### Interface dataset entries

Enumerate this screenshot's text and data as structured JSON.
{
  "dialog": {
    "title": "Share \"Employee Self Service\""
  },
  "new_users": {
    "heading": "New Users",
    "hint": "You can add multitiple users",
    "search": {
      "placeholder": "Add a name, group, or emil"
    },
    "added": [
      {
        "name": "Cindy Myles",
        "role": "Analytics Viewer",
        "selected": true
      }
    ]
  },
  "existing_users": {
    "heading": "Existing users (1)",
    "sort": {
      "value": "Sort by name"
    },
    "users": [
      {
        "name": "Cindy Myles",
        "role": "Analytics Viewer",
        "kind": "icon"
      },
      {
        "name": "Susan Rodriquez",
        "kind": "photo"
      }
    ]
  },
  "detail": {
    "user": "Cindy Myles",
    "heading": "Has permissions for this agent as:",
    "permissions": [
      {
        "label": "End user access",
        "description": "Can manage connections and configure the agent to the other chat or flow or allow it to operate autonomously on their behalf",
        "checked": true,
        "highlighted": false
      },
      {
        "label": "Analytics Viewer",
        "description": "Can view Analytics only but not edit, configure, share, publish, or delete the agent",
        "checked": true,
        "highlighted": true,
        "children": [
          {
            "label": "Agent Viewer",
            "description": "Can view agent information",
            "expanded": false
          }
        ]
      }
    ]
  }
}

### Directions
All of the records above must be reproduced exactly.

### Written answer
Enumerate this screenshot's text and data as structured JSON.
{
  "dialog": {
    "title": "Share \"Employee Self Service\""
  },
  "new_users": {
    "heading": "New Users",
    "hint": "You can add multitiple users",
    "search": {
      "placeholder": "Add a name, group, or emil"
    },
    "added": [
      {
        "name": "Cindy Myles",
        "role": "Analytics Viewer",
        "selected": true
      }
    ]
  },
  "existing_users": {
    "heading": "Existing users (1)",
    "sort": {
      "value": "Sort by name"
    },
    "users": [
      {
        "name": "Cindy Myles",
        "role": "Analytics Viewer",
        "kind": "icon"
      },
      {
        "name": "Susan Rodriquez",
        "kind": "photo"
      }
    ]
  },
  "detail": {
    "user": "Cindy Myles",
    "heading": "Has permissions for this agent as:",
    "permissions": [
      {
        "label": "End user access",
        "description": "Can manage connections and configure the agent to the other chat or flow or allow it to operate autonomously on their behalf",
        "checked": true,
        "highlighted": false
      },
      {
        "label": "Analytics Viewer",
        "description": "Can view Analytics only but not edit, configure, share, publish, or delete the agent",
        "checked": true,
        "highlighted": true,
        "children": [
          {
            "label": "Agent Viewer",
            "description": "Can view agent information",
            "expanded": false
          }
        ]
      }
    ]
  }
}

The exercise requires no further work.